Mom's Tea Party

Side note: after the death of Jerry Kreinik earlier this year, his wife Estelle decided it was time to move out of their historic Victorian-era home into smaller quarters out of state. Estelle, a long-time Parkersburg resident, will be missed by everyone in the community, including the staff at the Kreinik thread factory.

My mom came to visit the plant before she moved out of town to her new place.  The employees wanted to honor her with an afternoon tea.  Work tables were covered with linens, tea pots were brought in, we served an assortment of cakes (angel food, apple and banana) along with fresh fruit, and then added lots of stories and laughter.  My mom told about the epic struggle of the first years, and of the hows and the whys of getting into the business.
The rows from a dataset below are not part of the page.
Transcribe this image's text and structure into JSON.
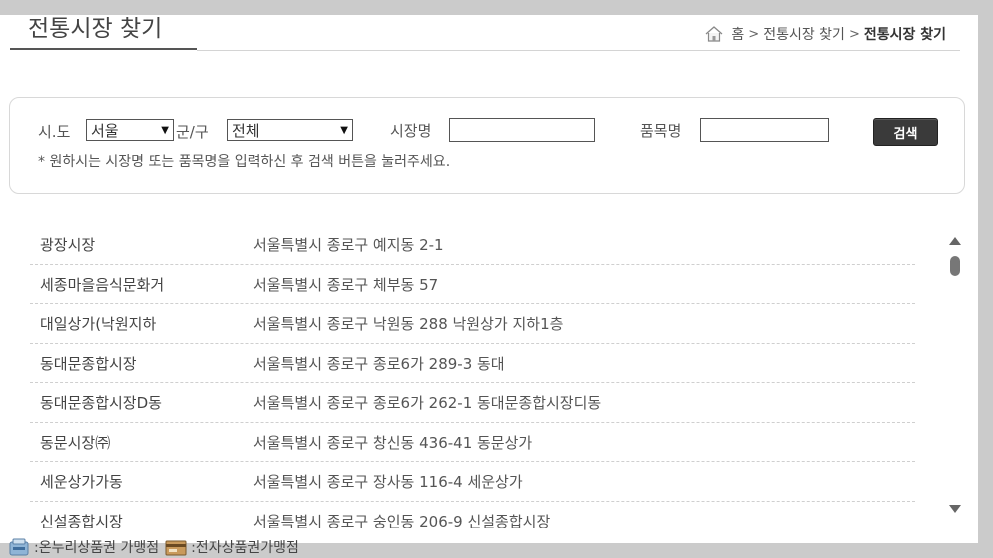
{
  "header": {
    "title": "전통시장 찾기",
    "breadcrumb": {
      "home": "홈",
      "sep": ">",
      "level1": "전통시장 찾기",
      "current": "전통시장 찾기"
    }
  },
  "search": {
    "sido_label": "시.도",
    "sido_value": "서울",
    "gungu_label": "군/구",
    "gungu_value": "전체",
    "market_label": "시장명",
    "market_value": "",
    "item_label": "품목명",
    "item_value": "",
    "button_label": "검색",
    "hint": "* 원하시는 시장명 또는 품목명을 입력하신 후 검색 버튼을 눌러주세요."
  },
  "markets": [
    {
      "name": "광장시장",
      "address": "서울특별시 종로구 예지동 2-1"
    },
    {
      "name": "세종마을음식문화거",
      "address": "서울특별시 종로구 체부동 57"
    },
    {
      "name": "대일상가(낙원지하",
      "address": "서울특별시 종로구 낙원동 288 낙원상가 지하1층"
    },
    {
      "name": "동대문종합시장",
      "address": "서울특별시 종로구 종로6가 289-3 동대"
    },
    {
      "name": "동대문종합시장D동",
      "address": "서울특별시 종로구 종로6가 262-1 동대문종합시장디동"
    },
    {
      "name": "동문시장㈜",
      "address": "서울특별시 종로구 창신동 436-41 동문상가"
    },
    {
      "name": "세운상가가동",
      "address": "서울특별시 종로구 장사동 116-4 세운상가"
    },
    {
      "name": "신설종합시장",
      "address": "서울특별시 종로구 숭인동 206-9 신설종합시장"
    }
  ],
  "legend": {
    "onnuri": ":온누리상품권 가맹점",
    "electronic": ":전자상품권가맹점"
  },
  "icons": [
    "home-icon",
    "onnuri-card-icon",
    "electronic-card-icon",
    "scroll-up-icon",
    "scroll-down-icon"
  ]
}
She told them that the banks had no concept about working with small businesses back then, and especially something so strange as the craft and needlework industry.  Their first year, they made $75 in total sales.  It was dismal in the beginning.

She reminisced about making golf club covers with needlepoint faces, needlework backgammon boards and early stitchery kits. Their first trade show was in Cincinnati were they had to fight to be recognized as a resource. Back then, the "manufacturing" was done by hand, and it was a very labor intensive industry: from the manual winders, to applying the gummy labels and handwriting shipping tickets and invoices to all of the bookkeeping. It was a very different business then. We had no computers, no internet, no faxes and no cell phones. The employees wrote down their work times on cards, everyone worked in my parents' house and my mom would watch soap operas at lunchtime.

Those were exciting early days for Kreinik Manufacturing Company. People working for us were all parts of families, and they would bring in their kids, cousins and friends. My parents would leave the factory in the hands of the employees for a month at a time and travel to Europe looking for products. They would come back and things would be on task.  Our employees have always been very dependable and we could not be where we are today if it hadn't been for that loyalty and good feeling of working together.

We will miss mom's smiling face here at the plant, but her traditions of business, family, and friendship will always be a part of Kreinik.

by Doug Kreinik

Post a Comment

Search This Blog

About This Blog

  © Template by Ourblogtemplates.com

Back to TOP